the theme has multiple header versions,
it has unlimited colors,
it has a boxed or framed version,
it has multiple sliders,
it has different footer variations,
it has a RTL version?
Even if your design is brilliantly unique, your
code is all-powerful, but your demo is poor, your theme still won’t reach its potential. Do make sure test your demos on as many screen
sizes as possible, because different users will have different experiences when viewing your
demos with different devices.
Invest in Hosting Performance
If you plan to make WordPress theme development your
business, you need business server solutions. Hosts like HostGator, GoDaddy are almost certainly not the best option for your business. I recommend you buy a VPS (Virtual Private Server), or Cloud
solution from specialized companies like Kinsta, or MediaTemple (check out the Themeforest hosting page for discount codes).
However, if you are
competent at server configuration and SSH, I highly recommend you buy a clean
server/cloud solution and install or configure your own server. This is a cheaper option. If you’re interested in learning how this all works, let me know in the
comments section; if there’s demand I will write a
separate tutorial with step by step instructions.
If you want to speed up your theme demo performance, I highly recommend you use a CDN, especially given the global distribution of Envato’s customer base. From my experience a CDN can reduce WordPress demo sites’ loading times by 50%.
Performance is one of the most important aspects of any website, but it’s something people rarely seem to take into account when buying WordPress themes. In…
3. Market Your Themes
This is an important one. Without marketing you
will reach perhaps 10-20% of your product’s potential sales. Marketing requires good research and investment. There are no
hidden secrets that only 1% of top theme sellers know. Facebook advertisement, Google Adsense, Colorlib reviews, Buysellads; all
these instruments work well.
You should absolutely be cautious when creating your
marketing campaigns, you should experiment, you should measure and analyze your
marketing, but you do need money for all of that. If budget is your weakest link, don’t expect 100+ sales in five days. You’d be better concentrating on product improvement, and slowly, but regularly saving money for marketing.
Get Pricing Right
What is the recommended price for a WordPress theme? I have no concrete answer to that. It depends on various factors such as theme quality,
marketing, season, theme category. But if your
item is niche-based and is intended for specific tasks, you should consider a theme price of $59 or higher. If your item is in a saturated category, you might think about experimenting with prices around $39-$60.
Beyond the discounted themes, you will see some themes listed at $29, though in my opinion this is only used as a way to undercut competitors. Underpricing your themes won’t do you, nor the market as a whole, any favours.
In conclusion I want to say the following: theme

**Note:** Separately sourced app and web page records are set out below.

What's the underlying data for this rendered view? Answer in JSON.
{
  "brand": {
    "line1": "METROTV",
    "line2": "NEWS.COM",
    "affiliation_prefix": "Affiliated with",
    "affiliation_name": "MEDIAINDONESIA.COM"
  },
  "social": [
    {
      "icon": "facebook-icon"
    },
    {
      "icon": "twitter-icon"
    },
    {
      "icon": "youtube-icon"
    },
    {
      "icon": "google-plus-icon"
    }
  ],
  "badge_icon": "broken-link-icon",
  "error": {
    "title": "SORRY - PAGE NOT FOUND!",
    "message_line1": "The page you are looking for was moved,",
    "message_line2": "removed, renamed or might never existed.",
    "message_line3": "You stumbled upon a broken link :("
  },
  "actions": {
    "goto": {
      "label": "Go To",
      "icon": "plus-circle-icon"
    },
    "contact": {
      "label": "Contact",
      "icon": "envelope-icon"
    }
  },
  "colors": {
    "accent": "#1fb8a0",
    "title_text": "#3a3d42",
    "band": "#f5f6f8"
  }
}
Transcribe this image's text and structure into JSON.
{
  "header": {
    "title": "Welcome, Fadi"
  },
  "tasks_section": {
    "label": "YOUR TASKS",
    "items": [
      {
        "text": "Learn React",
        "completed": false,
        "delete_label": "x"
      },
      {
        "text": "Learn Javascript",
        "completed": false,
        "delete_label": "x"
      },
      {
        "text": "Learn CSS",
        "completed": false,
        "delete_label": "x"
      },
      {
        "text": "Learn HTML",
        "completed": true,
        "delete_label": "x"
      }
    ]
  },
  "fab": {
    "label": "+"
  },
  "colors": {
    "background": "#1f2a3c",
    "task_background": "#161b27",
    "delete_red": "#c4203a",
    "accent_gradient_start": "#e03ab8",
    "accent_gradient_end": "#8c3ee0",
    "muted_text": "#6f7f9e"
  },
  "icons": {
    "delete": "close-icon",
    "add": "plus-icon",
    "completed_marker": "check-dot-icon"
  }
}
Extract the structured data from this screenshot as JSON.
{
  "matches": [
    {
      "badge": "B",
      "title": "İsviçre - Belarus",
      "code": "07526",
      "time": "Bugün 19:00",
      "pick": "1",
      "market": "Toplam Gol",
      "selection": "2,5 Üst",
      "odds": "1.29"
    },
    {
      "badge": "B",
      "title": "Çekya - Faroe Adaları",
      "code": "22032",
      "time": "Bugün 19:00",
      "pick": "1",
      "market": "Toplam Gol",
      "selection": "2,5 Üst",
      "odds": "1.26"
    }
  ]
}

development is really hard work, selling themes even more so. But it’s extremely satisfying. Always remember
that once you’ve entered the WordPress theme marketplace you will need to improve day by day if you want to continue your business.
Please also be thankful to all the
people who have invested time, money, and coffee in this business. Respect your competitors, learn from them, cooperate with
other users, and help the Envato team as an author by delivering excellent products.